Under state law, the comptroller is required to intercept and hold any payments being made by the state to a municipality, if one of the municipality’s pension funds reports the local government has failed to fund its pensions at the levels set by law.
Last year, the city of Harvey became the first Illinois municipal government to fall prey to the law, fighting in court for months over the comptroller’s acquiescence to the request of a Harvey public worker pension fund to intercept the money. In that instance, the litigation surrounded Harvey’s share of state sales tax money. That court fight eventually ended in a deal on how to divide the money.
In this instance, the city complaint said the “final determinations” by the pension funds are “false.”
The city also asserts the comptroller has not given the city a hearing to dispute the pension funds’ determinations, which the city said is contrary to the comptroller office’s rules and regulations, and against state law.
“The Comptroller’s interception of the grant funds without a final determination following a hearing before an impartial tribunal as to the City’s obligation to pay the alleged debt is also a denial of due process,” the city said.

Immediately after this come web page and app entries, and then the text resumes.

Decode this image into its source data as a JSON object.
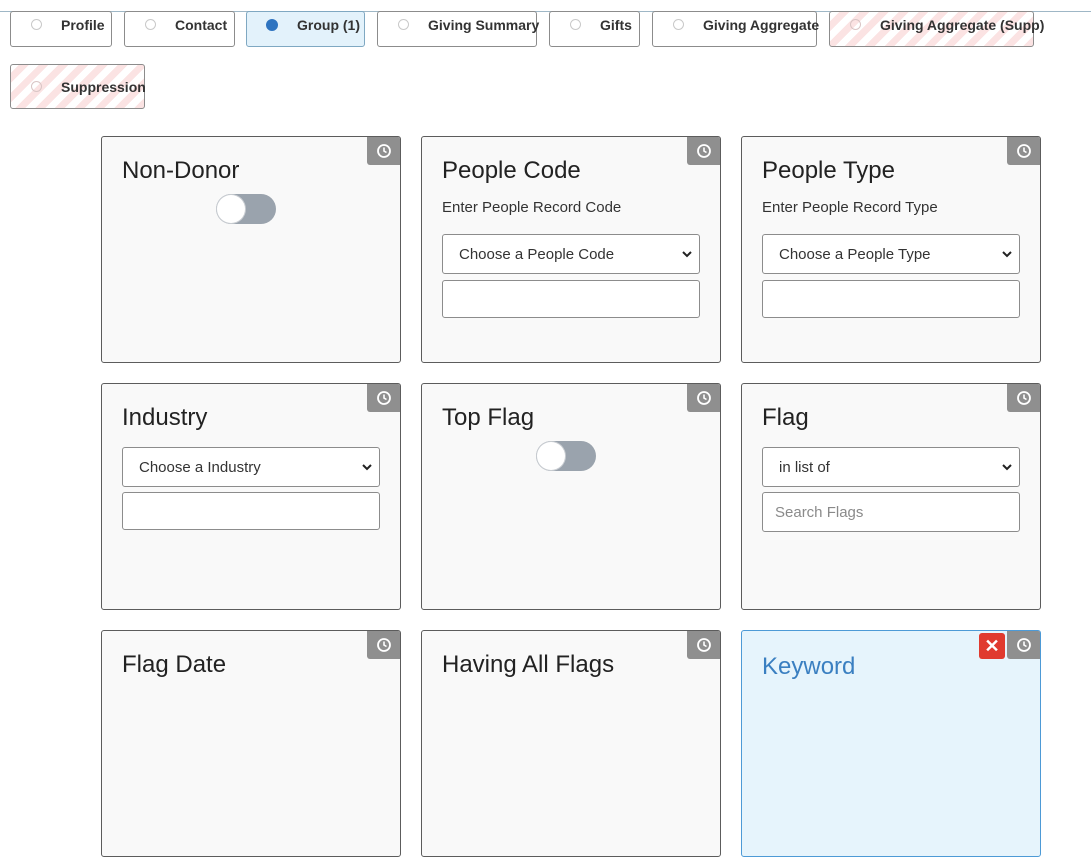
{
  "tabs": [
    {
      "label": "Profile",
      "state": "default"
    },
    {
      "label": "Contact",
      "state": "default"
    },
    {
      "label": "Group (1)",
      "state": "selected"
    },
    {
      "label": "Giving Summary",
      "state": "default"
    },
    {
      "label": "Gifts",
      "state": "default"
    },
    {
      "label": "Giving Aggregate",
      "state": "default"
    },
    {
      "label": "Giving Aggregate (Supp)",
      "state": "disabled"
    },
    {
      "label": "Suppression",
      "state": "disabled"
    }
  ],
  "cards": {
    "non_donor": {
      "title": "Non-Donor",
      "toggle_on": false
    },
    "people_code": {
      "title": "People Code",
      "subtitle": "Enter People Record Code",
      "select_value": "Choose a People Code",
      "input_value": ""
    },
    "people_type": {
      "title": "People Type",
      "subtitle": "Enter People Record Type",
      "select_value": "Choose a People Type",
      "input_value": ""
    },
    "industry": {
      "title": "Industry",
      "select_value": "Choose a Industry",
      "input_value": ""
    },
    "top_flag": {
      "title": "Top Flag",
      "toggle_on": false
    },
    "flag": {
      "title": "Flag",
      "select_value": "in list of",
      "search_placeholder": "Search Flags"
    },
    "flag_date": {
      "title": "Flag Date"
    },
    "having_all_flags": {
      "title": "Having All Flags"
    },
    "keyword": {
      "title": "Keyword",
      "delete_label": "✕"
    }
  },
  "icons": {
    "history": "clock-icon",
    "remove": "close-icon",
    "dropdown": "chevron-down-icon"
  },
  "colors": {
    "accent": "#2f74c0",
    "delete": "#e03a2f",
    "history_button": "#8f8f8f",
    "highlight_card": "#e6f4fc"
  }
}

A spokesman for the comptroller confirmed the comptroller's office had intercepted the funds at the request of the pension funds.
Spokesman Abdon Pallasch said the comptroller's office acted based on their understanding of the law. He noted the law had been written specifically to only allow the comptroller to intercept grant funds payable to thr city, exempting the city of Chicago's share of state tax revenue.
Pallasch said the comptroller's office had been served the city's lawsuit and would respond in court.
He declined for now to estimate the value of the funds that had been intercepted, saying that was still being calculated.